Stored entries
☆ ☆ ☆ ☆

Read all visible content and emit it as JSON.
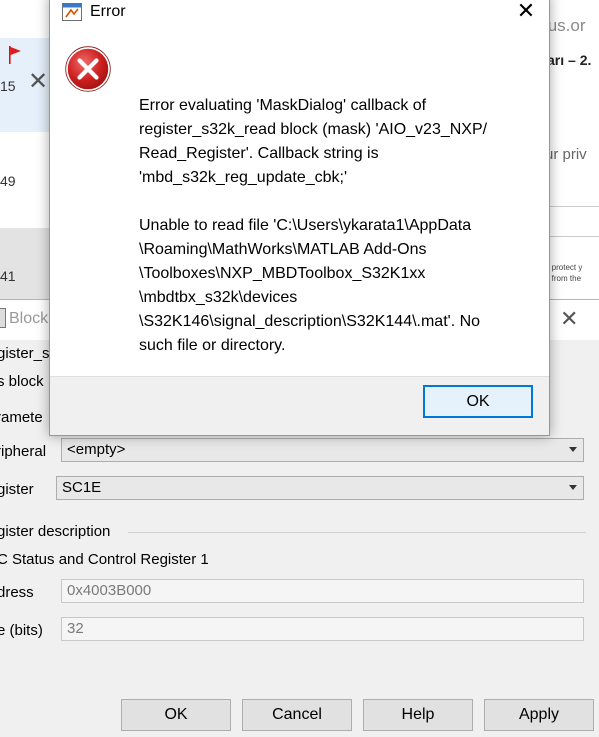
{
  "background_app": {
    "numbers": [
      "15",
      "49",
      "41"
    ]
  },
  "background_web": {
    "domain_fragment": "tus.or",
    "heading_fragment": "arı – 2.",
    "text_fragment": "ur priv",
    "small_text_1": "o protect y",
    "small_text_2": "e from the"
  },
  "block_params": {
    "title": "Block",
    "block_name": "gister_s",
    "description": "s block",
    "parameters_label": "ramete",
    "peripheral_label": "ripheral",
    "peripheral_value": "<empty>",
    "register_label": "gister",
    "register_value": "SC1E",
    "register_description_label": "gister description",
    "register_description_value": "C Status and Control Register 1",
    "address_label": "dress",
    "address_value": "0x4003B000",
    "size_label": "e (bits)",
    "size_value": "32",
    "buttons": {
      "ok": "OK",
      "cancel": "Cancel",
      "help": "Help",
      "apply": "Apply"
    }
  },
  "error_dialog": {
    "title": "Error",
    "message_lines": [
      "Error evaluating 'MaskDialog' callback of",
      "register_s32k_read block (mask) 'AIO_v23_NXP/",
      "Read_Register'. Callback string is",
      "'mbd_s32k_reg_update_cbk;'",
      "",
      "Unable to read file 'C:\\Users\\ykarata1\\AppData",
      "\\Roaming\\MathWorks\\MATLAB Add-Ons",
      "\\Toolboxes\\NXP_MBDToolbox_S32K1xx",
      "\\mbdtbx_s32k\\devices",
      "\\S32K146\\signal_description\\S32K144\\.mat'. No",
      "such file or directory."
    ],
    "ok_label": "OK",
    "colors": {
      "error_icon": "#cc1f1f",
      "ok_border": "#0078d7"
    }
  }
}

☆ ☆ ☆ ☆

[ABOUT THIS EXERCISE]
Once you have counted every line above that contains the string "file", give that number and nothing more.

[OUTPUT]
2